The problem is not just that the budget is being cut, but which programs and how much. North Carolina School of Science and Math is being allocated $19Million in the coming year to serve a scant 650 students, while the Science Olympiad program that serves 10,000 students across NC with less than 1% of that is cut entirely. That's a false economy - overspending on the entitlements of a small elite and cutting one of the most cost-effective, broad reaching science and technology programs the state has.

Science Olympiad got it's start in North Carolina - I guess we can be proud that there was once a time when we cared about giving all our students a chance at the future, even if that no longer seems to be the case. What a shame.

Lots of good programs have to suffer

We had ALL better realize that EVERYTHING is going to be cut, and accept that many worthwhile programs will suffer.

That's because your elected "leaders" are too weak to eliminate what truly needs to be gone, Medicaid, WIC, EIC, eternal food stamps, eternal Section 8 housing, and TANF that keeps getting extended and makes a joke out of the word "temporary" in its title. You have no "right" to anything the government must fund by taking money from other people. That is not a right, that's stealing and spreading the booty.

We also need to eliminate governmental funding of all things NOT related to government. Museums and large national or state parks need to start existing on entrance fees. Art councils and public broadcasting need to start tapping the wallets of all those who consider them so absolutely essential.

We also need to get a handle on Medicare spending. We need to start viewing Mediacre in two pahses - 65-75 and 75-EOL. It should exist in its present for during the first phase, but the second phase should see us make a shift to comfort care only. Giving a multiple bypass to an eighty year-old is like putting a new engine in your 1973 Chevy Vega - what goes out next week? The transmission? The brakes?

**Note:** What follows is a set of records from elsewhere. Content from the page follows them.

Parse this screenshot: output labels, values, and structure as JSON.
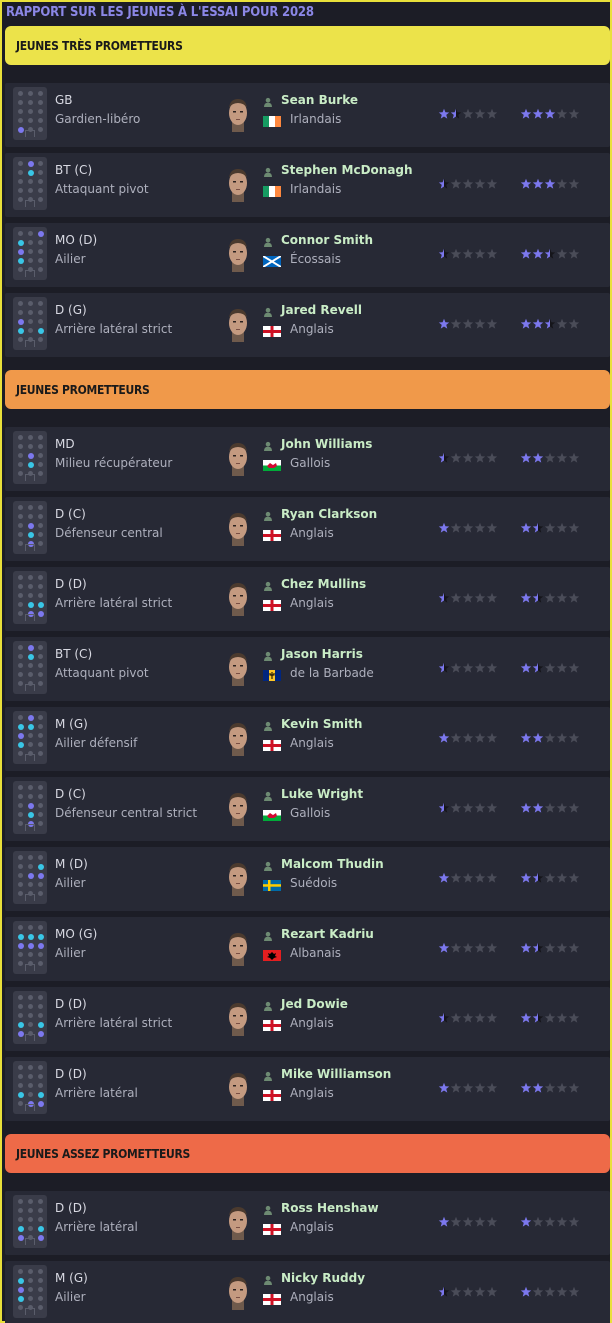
{
  "page_title": "RAPPORT SUR LES JEUNES À L'ESSAI POUR 2028",
  "colors": {
    "frame": "#e9e03a",
    "title": "#8b87e6",
    "section_tres": "#ece34a",
    "section_prom": "#f0994a",
    "section_assez": "#ee6a48",
    "player_name": "#c9ecc6",
    "star_on": "#7c78ee",
    "star_off": "#4a4c58",
    "star_half": "#15151a"
  },
  "sections": [
    {
      "title": "JEUNES TRÈS PROMETTEURS",
      "color": "#ece34a",
      "players": [
        {
          "position": "GB",
          "role": "Gardien-libéro",
          "name": "Sean Burke",
          "nationality": "Irlandais",
          "flag": "ireland",
          "current_stars": 1.5,
          "potential_stars": 3.0,
          "dots": [
            [
              0,
              4
            ]
          ]
        },
        {
          "position": "BT (C)",
          "role": "Attaquant pivot",
          "name": "Stephen McDonagh",
          "nationality": "Irlandais",
          "flag": "ireland",
          "current_stars": 0.5,
          "potential_stars": 3.0,
          "dots": [
            [
              1,
              0
            ],
            [
              1,
              1
            ]
          ]
        },
        {
          "position": "MO (D)",
          "role": "Ailier",
          "name": "Connor Smith",
          "nationality": "Écossais",
          "flag": "scotland",
          "current_stars": 0.5,
          "potential_stars": 2.5,
          "dots": [
            [
              0,
              1
            ],
            [
              2,
              0
            ],
            [
              0,
              2
            ],
            [
              0,
              3
            ]
          ]
        },
        {
          "position": "D (G)",
          "role": "Arrière latéral strict",
          "name": "Jared Revell",
          "nationality": "Anglais",
          "flag": "england",
          "current_stars": 1.0,
          "potential_stars": 2.5,
          "dots": [
            [
              0,
              2
            ],
            [
              0,
              3
            ],
            [
              2,
              3
            ]
          ]
        }
      ]
    },
    {
      "title": "JEUNES PROMETTEURS",
      "color": "#f0994a",
      "players": [
        {
          "position": "MD",
          "role": "Milieu récupérateur",
          "name": "John Williams",
          "nationality": "Gallois",
          "flag": "wales",
          "current_stars": 0.5,
          "potential_stars": 2.0,
          "dots": [
            [
              1,
              2
            ],
            [
              1,
              3
            ]
          ]
        },
        {
          "position": "D (C)",
          "role": "Défenseur central",
          "name": "Ryan Clarkson",
          "nationality": "Anglais",
          "flag": "england",
          "current_stars": 1.0,
          "potential_stars": 1.5,
          "dots": [
            [
              1,
              2
            ],
            [
              1,
              3
            ],
            [
              1,
              4
            ]
          ]
        },
        {
          "position": "D (D)",
          "role": "Arrière latéral strict",
          "name": "Chez Mullins",
          "nationality": "Anglais",
          "flag": "england",
          "current_stars": 0.5,
          "potential_stars": 1.5,
          "dots": [
            [
              1,
              3
            ],
            [
              2,
              3
            ],
            [
              1,
              4
            ],
            [
              2,
              4
            ]
          ]
        },
        {
          "position": "BT (C)",
          "role": "Attaquant pivot",
          "name": "Jason Harris",
          "nationality": "de la Barbade",
          "flag": "barbados",
          "current_stars": 0.5,
          "potential_stars": 1.5,
          "dots": [
            [
              1,
              0
            ],
            [
              1,
              1
            ]
          ]
        },
        {
          "position": "M (G)",
          "role": "Ailier défensif",
          "name": "Kevin Smith",
          "nationality": "Anglais",
          "flag": "england",
          "current_stars": 1.0,
          "potential_stars": 2.0,
          "dots": [
            [
              1,
              0
            ],
            [
              0,
              1
            ],
            [
              1,
              1
            ],
            [
              0,
              2
            ],
            [
              0,
              3
            ]
          ]
        },
        {
          "position": "D (C)",
          "role": "Défenseur central strict",
          "name": "Luke Wright",
          "nationality": "Gallois",
          "flag": "wales",
          "current_stars": 0.5,
          "potential_stars": 2.0,
          "dots": [
            [
              1,
              2
            ],
            [
              1,
              3
            ],
            [
              1,
              4
            ]
          ]
        },
        {
          "position": "M (D)",
          "role": "Ailier",
          "name": "Malcom Thudin",
          "nationality": "Suédois",
          "flag": "sweden",
          "current_stars": 1.0,
          "potential_stars": 1.5,
          "dots": [
            [
              2,
              1
            ],
            [
              2,
              2
            ],
            [
              1,
              2
            ]
          ]
        },
        {
          "position": "MO (G)",
          "role": "Ailier",
          "name": "Rezart Kadriu",
          "nationality": "Albanais",
          "flag": "albania",
          "current_stars": 1.0,
          "potential_stars": 1.5,
          "dots": [
            [
              0,
              1
            ],
            [
              1,
              1
            ],
            [
              2,
              1
            ],
            [
              0,
              2
            ],
            [
              1,
              2
            ],
            [
              2,
              2
            ]
          ]
        },
        {
          "position": "D (D)",
          "role": "Arrière latéral strict",
          "name": "Jed Dowie",
          "nationality": "Anglais",
          "flag": "england",
          "current_stars": 0.5,
          "potential_stars": 1.5,
          "dots": [
            [
              0,
              3
            ],
            [
              2,
              3
            ],
            [
              0,
              4
            ],
            [
              2,
              4
            ]
          ]
        },
        {
          "position": "D (D)",
          "role": "Arrière latéral",
          "name": "Mike Williamson",
          "nationality": "Anglais",
          "flag": "england",
          "current_stars": 1.0,
          "potential_stars": 2.0,
          "dots": [
            [
              0,
              3
            ],
            [
              2,
              3
            ],
            [
              1,
              4
            ],
            [
              2,
              4
            ]
          ]
        }
      ]
    },
    {
      "title": "JEUNES ASSEZ PROMETTEURS",
      "color": "#ee6a48",
      "players": [
        {
          "position": "D (D)",
          "role": "Arrière latéral",
          "name": "Ross Henshaw",
          "nationality": "Anglais",
          "flag": "england",
          "current_stars": 1.0,
          "potential_stars": 1.0,
          "dots": [
            [
              0,
              3
            ],
            [
              2,
              3
            ],
            [
              0,
              4
            ],
            [
              2,
              4
            ]
          ]
        },
        {
          "position": "M (G)",
          "role": "Ailier",
          "name": "Nicky Ruddy",
          "nationality": "Anglais",
          "flag": "england",
          "current_stars": 0.5,
          "potential_stars": 1.0,
          "dots": [
            [
              0,
              1
            ],
            [
              0,
              2
            ],
            [
              0,
              3
            ]
          ]
        }
      ]
    }
  ]
}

We need to end the "faked disability" cottage industry of lawyers actually teaching clients how to qualify for early Social Security and seniors how to hide assets to qualify for Medicaid. This is outright fraud and needs to end, now.

...and yes, we need to take a good, hard look at the Department of Defense, to eliminate some of the redundancy and bloat.

Until we recognize what this nation and state have become, how many societal sponges (intentional and unintentional) are sucking us dry, and cut off the gravy train to deadbeats and moochers, we're going to see everything else, everything worthwhile and needed, suffer.

Can We Afford To do This?

When we take in to consideration our low scores in science and math as compared to other countries I think that we can ill afford to let this program go by the wayside. It was an important part of our family life for many years as our daughter participated on the local and state levels. Science Olympiad gave her many things including the study skills need to be successful in college. Are there other areas that can be cut to allow our children the opportunity to excel and catch up with a world that is quickly leaving them behind.